When you're looking to hire a DJ, no matter what the event, you probably have come up with some questions that are the typical, expected ones. You can find questions like these on any number of websites to help you plan your event. But consider asking them some less common, but just as important, questions that will tell you a whole lot depending upon their response, and possibly save you a lot of time and aggravation down the line.
1. What do you wear to an event?
I attended a wedding not too long ago where the DJ wore an untucked, button-down shirt that was opened to his chest, displaying his gold bling, over jeans. Now, it may be the case that the bride and groom informed the DJ that the reception was informal (although it didn't appear that way from the rest of the guest's wardrobe -- including my own), but I doubt it. Knowing the couple as I did, I think that this was just the DJ's choice of attire and it was a question that my friend had not asked the DJ prior to hiring him. By the DJ dressing that way, it came off (to me, at least) as a sign of disrespect, as though the wedding were not important. I'm not saying you have to wear a tux (I don't), but you also don't want to look like you just rolled out of bed.
2. How does your ¨DJ booth¨ look?
I don't think there's anything more unsightly than a bunch of loose wires and cables running all over the place at the DJ's booth/table. Like the DJ attire mentioned above, this may just be a personal preference; however, keep in mind that if your DJ is located close to the dance floor, any unsightly cables, signs/banners, or even lights, can be an eyesore to your guests, or even worse, in your pictures. Some DJs use a facade to hide such wires, but sometimes it's taken a step further by adding lights behind it to give it a more ¨clubby¨ look which may or may not suit you depending on your tastes.
3. Will there be a way to reach you on the day of the event?
I give all my clients my direct cell phone number, in case there are any last-minute changes.

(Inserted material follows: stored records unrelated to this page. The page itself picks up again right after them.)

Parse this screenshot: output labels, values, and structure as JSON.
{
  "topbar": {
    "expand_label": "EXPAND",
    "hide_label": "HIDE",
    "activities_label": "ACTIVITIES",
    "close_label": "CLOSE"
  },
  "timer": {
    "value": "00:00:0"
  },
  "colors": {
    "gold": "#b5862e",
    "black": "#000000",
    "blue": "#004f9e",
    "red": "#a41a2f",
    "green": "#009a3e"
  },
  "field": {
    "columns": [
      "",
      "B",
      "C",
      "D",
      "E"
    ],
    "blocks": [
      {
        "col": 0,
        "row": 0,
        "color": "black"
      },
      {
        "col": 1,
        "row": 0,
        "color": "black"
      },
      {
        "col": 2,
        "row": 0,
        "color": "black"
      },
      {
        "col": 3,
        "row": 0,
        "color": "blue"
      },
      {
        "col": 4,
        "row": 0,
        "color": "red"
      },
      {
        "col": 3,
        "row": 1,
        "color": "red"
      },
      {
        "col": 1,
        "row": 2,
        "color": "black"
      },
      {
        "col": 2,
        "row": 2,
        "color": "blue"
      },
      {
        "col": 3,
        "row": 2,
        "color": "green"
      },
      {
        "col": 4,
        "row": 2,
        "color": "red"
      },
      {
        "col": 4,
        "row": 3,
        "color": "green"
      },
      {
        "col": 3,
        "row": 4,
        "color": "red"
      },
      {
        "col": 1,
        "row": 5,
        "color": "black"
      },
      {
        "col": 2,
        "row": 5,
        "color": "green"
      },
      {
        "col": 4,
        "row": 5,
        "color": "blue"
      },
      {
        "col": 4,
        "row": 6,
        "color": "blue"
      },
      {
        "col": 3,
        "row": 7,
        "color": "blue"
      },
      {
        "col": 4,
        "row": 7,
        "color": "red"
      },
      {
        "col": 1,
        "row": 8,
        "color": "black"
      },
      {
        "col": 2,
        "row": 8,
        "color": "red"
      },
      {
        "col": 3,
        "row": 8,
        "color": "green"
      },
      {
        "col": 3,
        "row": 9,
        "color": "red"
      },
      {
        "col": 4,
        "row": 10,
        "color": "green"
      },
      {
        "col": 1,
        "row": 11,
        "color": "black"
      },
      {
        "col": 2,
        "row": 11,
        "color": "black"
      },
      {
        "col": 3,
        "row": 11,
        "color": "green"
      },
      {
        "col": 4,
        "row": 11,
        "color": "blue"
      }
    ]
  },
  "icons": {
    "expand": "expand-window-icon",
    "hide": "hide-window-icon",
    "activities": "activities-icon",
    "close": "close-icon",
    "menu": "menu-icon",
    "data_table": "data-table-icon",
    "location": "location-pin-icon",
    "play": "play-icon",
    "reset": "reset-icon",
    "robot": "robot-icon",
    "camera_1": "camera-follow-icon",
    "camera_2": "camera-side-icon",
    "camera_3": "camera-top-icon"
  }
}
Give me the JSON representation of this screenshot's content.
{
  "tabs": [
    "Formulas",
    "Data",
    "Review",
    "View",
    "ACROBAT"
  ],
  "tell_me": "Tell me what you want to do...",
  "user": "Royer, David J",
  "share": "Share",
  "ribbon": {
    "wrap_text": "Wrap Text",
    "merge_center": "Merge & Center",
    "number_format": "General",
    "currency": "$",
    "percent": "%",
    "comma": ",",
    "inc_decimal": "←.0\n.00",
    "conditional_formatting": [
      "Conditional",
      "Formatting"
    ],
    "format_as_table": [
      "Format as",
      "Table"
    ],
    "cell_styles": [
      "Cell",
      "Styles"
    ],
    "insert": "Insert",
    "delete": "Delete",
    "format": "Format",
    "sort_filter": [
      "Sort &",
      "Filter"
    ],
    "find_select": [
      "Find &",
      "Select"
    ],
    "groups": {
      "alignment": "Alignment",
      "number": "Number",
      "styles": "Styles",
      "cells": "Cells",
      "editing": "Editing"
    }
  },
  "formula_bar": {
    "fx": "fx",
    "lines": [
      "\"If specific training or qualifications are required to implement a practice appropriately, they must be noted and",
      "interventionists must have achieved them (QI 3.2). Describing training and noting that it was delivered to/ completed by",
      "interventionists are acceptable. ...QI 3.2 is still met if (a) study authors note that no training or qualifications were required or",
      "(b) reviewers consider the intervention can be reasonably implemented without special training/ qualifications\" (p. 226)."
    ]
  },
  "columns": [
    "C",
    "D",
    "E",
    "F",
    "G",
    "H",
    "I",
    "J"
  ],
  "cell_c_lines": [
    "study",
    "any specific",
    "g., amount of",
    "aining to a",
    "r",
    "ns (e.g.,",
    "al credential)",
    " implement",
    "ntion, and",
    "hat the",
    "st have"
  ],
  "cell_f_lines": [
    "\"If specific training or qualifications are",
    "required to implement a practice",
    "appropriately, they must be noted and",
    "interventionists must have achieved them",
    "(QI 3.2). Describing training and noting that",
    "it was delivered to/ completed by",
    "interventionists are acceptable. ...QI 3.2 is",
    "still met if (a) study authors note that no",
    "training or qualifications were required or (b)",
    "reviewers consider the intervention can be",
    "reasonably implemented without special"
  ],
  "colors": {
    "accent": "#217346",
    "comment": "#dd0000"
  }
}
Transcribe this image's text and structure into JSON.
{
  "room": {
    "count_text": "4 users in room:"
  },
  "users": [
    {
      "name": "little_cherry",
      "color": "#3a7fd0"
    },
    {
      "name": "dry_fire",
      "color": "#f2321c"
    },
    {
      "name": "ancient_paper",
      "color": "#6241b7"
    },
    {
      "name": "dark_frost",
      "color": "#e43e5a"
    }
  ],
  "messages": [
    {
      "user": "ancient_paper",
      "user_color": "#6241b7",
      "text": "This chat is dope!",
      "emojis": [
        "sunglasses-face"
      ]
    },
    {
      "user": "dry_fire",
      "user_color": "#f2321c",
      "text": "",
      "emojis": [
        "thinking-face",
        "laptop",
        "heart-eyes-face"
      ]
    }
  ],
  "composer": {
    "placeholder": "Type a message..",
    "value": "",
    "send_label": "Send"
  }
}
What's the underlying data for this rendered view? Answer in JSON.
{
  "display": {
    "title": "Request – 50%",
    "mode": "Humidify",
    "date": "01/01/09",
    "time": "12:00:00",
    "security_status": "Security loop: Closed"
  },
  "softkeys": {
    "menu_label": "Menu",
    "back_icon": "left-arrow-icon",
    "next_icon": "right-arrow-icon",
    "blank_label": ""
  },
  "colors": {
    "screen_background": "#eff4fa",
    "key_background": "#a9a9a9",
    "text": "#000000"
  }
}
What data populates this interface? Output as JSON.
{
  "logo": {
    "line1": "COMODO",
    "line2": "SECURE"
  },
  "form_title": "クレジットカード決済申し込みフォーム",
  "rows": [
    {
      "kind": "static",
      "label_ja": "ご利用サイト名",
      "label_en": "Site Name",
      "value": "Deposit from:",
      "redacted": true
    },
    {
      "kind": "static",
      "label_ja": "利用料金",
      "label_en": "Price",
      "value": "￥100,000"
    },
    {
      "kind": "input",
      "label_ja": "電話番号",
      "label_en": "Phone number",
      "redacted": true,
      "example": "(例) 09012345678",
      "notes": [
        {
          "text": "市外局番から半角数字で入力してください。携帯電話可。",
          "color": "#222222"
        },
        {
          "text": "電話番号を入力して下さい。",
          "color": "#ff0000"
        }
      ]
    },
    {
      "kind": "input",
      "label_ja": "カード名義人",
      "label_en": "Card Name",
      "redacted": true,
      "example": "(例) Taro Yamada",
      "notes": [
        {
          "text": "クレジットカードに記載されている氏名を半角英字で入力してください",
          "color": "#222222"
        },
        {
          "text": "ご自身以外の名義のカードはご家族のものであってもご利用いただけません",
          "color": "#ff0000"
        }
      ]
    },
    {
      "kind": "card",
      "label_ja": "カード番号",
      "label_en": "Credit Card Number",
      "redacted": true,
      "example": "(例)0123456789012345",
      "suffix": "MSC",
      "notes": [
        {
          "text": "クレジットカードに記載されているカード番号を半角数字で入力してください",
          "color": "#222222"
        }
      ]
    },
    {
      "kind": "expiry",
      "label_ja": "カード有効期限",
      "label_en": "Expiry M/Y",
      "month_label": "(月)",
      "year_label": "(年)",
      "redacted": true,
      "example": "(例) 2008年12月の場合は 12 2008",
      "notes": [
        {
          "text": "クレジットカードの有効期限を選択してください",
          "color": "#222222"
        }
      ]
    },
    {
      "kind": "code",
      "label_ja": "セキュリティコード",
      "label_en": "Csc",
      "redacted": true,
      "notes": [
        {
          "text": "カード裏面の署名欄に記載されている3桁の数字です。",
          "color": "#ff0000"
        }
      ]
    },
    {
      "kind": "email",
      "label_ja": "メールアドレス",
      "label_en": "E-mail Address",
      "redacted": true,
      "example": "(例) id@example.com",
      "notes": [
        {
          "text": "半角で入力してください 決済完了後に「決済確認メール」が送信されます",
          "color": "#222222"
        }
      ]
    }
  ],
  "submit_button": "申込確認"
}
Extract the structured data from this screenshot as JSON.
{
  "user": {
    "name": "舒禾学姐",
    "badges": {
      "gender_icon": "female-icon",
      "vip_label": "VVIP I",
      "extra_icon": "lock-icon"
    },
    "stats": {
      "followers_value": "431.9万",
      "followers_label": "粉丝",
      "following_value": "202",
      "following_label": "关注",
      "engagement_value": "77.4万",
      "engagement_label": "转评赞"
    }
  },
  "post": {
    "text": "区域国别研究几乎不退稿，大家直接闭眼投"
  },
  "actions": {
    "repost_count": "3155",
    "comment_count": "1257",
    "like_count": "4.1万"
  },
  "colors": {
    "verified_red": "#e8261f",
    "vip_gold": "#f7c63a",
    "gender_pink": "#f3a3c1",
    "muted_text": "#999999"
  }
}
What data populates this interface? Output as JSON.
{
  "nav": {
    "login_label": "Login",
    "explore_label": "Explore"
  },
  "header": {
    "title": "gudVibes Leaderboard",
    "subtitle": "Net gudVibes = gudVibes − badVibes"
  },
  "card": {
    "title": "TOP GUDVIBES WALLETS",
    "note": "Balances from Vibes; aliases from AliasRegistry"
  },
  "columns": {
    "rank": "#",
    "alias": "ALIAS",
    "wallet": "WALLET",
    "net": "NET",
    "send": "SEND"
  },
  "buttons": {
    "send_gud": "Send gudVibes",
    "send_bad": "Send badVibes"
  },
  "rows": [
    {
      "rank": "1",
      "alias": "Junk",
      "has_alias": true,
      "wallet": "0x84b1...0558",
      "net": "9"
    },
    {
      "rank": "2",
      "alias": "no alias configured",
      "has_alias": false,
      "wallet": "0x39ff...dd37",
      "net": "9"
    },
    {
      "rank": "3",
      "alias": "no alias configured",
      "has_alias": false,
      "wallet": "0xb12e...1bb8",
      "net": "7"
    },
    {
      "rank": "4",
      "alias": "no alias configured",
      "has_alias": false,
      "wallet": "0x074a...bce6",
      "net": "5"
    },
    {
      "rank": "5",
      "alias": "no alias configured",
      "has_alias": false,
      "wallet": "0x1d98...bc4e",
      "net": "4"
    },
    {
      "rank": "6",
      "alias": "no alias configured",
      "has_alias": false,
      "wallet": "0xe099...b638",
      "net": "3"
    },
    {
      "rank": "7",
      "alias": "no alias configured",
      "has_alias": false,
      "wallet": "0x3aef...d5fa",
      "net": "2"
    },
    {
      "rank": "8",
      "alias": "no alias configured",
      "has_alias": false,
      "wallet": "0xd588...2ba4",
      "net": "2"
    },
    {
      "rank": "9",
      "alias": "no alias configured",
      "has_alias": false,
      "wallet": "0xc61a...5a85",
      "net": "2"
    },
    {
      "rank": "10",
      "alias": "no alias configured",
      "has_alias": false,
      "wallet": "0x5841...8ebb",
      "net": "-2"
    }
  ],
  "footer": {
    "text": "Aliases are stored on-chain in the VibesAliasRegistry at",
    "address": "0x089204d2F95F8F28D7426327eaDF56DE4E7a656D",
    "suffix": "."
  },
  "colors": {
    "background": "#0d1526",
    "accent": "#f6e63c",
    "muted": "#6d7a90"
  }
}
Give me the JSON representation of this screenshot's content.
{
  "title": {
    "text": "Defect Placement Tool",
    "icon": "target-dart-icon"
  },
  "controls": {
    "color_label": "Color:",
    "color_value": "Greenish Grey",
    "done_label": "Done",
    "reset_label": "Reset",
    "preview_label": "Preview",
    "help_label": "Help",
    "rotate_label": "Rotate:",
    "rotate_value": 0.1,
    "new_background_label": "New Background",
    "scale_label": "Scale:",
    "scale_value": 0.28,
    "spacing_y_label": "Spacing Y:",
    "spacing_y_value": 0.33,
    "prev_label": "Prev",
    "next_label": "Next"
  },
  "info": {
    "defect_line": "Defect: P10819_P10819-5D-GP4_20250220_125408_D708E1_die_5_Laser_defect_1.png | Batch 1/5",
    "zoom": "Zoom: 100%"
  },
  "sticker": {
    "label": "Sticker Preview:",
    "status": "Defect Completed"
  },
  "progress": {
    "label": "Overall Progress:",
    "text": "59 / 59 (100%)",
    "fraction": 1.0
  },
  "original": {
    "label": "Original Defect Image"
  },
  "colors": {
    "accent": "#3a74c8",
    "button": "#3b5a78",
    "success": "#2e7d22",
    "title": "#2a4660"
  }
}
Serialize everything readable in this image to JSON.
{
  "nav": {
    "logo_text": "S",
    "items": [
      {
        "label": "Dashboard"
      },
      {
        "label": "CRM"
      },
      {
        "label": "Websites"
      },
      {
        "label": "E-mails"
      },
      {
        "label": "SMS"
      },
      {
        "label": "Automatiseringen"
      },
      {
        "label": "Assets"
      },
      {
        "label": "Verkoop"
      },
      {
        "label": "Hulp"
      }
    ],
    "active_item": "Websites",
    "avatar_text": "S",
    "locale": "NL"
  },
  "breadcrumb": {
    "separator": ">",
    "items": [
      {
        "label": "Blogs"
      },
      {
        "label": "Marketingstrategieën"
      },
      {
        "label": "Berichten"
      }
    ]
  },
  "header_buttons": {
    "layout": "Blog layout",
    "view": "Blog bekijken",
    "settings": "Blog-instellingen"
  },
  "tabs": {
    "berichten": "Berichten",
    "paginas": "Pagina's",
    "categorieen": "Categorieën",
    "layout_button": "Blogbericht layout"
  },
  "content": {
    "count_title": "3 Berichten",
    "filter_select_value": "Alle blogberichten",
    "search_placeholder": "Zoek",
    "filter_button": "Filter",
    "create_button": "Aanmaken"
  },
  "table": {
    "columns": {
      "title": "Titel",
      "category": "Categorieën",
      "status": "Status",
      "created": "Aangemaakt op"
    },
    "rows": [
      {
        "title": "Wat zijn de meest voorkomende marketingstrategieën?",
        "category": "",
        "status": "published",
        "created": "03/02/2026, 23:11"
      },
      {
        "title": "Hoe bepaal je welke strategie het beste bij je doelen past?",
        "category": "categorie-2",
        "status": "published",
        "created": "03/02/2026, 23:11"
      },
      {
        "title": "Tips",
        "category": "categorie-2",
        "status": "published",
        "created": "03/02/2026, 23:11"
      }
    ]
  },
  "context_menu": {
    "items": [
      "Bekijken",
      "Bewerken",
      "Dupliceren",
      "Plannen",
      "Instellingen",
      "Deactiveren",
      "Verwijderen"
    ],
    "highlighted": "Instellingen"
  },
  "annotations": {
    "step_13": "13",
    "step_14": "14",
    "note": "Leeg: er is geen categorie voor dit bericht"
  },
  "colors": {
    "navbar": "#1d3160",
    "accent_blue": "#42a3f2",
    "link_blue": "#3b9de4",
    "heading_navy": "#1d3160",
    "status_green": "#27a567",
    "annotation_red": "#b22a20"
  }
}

I also ask for theirs in return, so that if anything were to happen on my end (knock on wood), they'd know immediately.
4. How do you interact with guests who may approach you?
There are two types of DJs: the ones who think they are God-like and don't want anything to do with the guests, or the ones who enjoy talking to the people in attendance. (Can you guess which one I am?). The way your DJ interacts with people says a lot about their professionalism, and can really help inspire people to celebrate, or, conversely, kill an otherwise happy atmosphere.
5. Do you use any sort of autoplay mode so you do not have to be at the booth?
With such terrific technology, DJs can program up a list of songs, and set it to autoplay. Your DJ should only leave to use the bathroom or, perhaps, have their meal (although many DJs, like me, will eat nearby their booth). Do you want a DJ who steps out for frequent smoke breaks, or to make phone calls? While the program may run fine without the DJ nearby, there's always the chance of a glitch occuring, or a current musical theme isn't working and needs to be changed up. You're paying the DJ for his/her time, so you should get what you expect.
6. Do you make your playlist ahead of time? How committed to that list are you?
It's always good to prepare ahead of time. Making a playlist beforehand is never a bad thing to work off of, but the DJ should not be bound to that list. A DJ should use that list just as a starting point and work from there, gauging the crowd and making changes to the list as need be depending upon the flow of the night.
There's no such thing as asking too many questions of your DJ. You're not only putting down a lot of money, but it may be one of the biggest days of your life. Make it about you, not the DJ, and you'll save yourself time, and perhaps tears, down the line.